= Aim of the task =
Please say how many lines in the records below contain the word "Dithered", giving the number alone.

= Data for review =
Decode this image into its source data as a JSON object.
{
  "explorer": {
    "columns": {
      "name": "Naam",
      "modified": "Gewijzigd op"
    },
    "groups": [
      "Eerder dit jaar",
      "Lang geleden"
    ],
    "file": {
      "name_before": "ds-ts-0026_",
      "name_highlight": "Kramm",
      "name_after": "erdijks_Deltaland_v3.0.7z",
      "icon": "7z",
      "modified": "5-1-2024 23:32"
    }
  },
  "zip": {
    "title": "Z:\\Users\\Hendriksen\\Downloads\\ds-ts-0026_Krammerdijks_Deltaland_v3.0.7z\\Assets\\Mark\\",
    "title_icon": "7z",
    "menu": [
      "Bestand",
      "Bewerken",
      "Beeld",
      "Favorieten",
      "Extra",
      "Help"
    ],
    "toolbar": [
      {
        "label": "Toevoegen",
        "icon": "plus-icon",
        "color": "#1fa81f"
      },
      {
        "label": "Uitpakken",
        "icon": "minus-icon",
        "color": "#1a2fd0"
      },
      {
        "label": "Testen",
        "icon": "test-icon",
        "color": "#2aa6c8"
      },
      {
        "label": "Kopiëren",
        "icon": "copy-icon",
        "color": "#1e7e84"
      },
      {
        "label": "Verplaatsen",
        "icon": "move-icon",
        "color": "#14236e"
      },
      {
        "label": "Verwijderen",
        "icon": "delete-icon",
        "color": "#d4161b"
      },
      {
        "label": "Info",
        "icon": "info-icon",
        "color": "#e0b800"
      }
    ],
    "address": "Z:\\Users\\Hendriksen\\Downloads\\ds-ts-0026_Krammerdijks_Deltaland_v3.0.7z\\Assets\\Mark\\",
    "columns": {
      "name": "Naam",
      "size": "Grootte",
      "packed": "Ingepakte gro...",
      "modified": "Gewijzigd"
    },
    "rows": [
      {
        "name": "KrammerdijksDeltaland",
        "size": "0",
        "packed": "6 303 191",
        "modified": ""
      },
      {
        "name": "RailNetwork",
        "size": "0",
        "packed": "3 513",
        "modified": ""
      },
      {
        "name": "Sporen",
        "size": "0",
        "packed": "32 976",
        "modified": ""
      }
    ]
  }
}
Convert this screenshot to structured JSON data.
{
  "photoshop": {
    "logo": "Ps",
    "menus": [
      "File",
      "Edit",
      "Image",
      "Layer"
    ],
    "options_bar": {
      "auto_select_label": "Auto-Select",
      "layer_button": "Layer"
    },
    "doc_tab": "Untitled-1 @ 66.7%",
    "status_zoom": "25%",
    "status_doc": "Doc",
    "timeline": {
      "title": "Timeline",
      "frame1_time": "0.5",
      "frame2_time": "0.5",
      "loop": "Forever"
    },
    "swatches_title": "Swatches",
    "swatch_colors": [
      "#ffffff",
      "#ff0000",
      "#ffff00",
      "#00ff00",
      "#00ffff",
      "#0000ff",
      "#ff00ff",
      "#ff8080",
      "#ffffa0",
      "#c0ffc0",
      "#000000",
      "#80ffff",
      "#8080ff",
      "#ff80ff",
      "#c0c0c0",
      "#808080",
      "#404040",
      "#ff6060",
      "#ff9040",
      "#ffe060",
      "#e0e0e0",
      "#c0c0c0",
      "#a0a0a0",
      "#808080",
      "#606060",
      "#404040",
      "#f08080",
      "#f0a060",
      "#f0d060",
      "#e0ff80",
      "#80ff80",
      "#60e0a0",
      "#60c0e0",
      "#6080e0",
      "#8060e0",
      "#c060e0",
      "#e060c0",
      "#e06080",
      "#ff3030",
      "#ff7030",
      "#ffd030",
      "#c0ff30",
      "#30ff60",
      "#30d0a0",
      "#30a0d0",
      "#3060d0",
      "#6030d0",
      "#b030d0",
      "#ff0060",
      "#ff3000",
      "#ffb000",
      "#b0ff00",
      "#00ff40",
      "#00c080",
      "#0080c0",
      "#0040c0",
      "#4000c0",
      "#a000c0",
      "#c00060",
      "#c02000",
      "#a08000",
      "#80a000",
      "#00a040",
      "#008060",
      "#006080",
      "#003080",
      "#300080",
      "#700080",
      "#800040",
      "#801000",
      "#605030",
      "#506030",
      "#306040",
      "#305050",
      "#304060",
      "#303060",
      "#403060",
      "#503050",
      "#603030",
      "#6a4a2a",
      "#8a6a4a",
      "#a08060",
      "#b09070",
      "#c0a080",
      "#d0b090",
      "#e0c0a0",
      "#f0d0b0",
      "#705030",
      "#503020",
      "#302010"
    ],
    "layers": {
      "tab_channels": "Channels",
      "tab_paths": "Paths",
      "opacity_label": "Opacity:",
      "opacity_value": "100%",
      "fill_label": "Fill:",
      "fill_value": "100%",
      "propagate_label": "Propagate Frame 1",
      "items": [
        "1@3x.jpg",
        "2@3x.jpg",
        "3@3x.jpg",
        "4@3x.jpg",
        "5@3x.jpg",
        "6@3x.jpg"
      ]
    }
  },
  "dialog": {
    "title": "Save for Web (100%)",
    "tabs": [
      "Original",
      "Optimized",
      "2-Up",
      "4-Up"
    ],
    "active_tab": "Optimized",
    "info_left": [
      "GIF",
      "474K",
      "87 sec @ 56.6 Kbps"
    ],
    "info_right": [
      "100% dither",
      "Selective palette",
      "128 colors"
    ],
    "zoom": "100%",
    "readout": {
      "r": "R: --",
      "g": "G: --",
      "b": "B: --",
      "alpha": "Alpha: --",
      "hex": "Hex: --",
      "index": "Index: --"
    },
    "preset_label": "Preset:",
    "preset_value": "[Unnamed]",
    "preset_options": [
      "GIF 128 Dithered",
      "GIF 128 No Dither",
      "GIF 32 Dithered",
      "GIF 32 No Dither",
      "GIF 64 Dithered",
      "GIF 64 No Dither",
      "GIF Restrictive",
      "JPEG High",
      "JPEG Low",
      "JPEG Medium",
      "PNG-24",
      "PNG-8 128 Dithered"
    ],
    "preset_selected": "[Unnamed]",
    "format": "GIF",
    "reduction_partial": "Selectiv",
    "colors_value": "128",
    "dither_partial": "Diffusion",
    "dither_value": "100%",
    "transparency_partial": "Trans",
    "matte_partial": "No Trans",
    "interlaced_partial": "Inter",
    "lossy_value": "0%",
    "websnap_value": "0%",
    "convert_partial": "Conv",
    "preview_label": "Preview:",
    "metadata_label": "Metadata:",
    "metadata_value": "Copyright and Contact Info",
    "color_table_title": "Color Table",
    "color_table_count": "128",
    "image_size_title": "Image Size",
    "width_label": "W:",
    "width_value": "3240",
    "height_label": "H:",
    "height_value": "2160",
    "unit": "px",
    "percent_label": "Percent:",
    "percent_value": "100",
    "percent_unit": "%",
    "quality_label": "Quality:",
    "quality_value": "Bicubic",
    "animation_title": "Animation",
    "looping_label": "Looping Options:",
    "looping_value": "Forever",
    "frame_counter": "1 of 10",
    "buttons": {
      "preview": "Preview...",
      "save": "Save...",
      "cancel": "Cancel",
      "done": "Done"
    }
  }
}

= Exercise answer =
4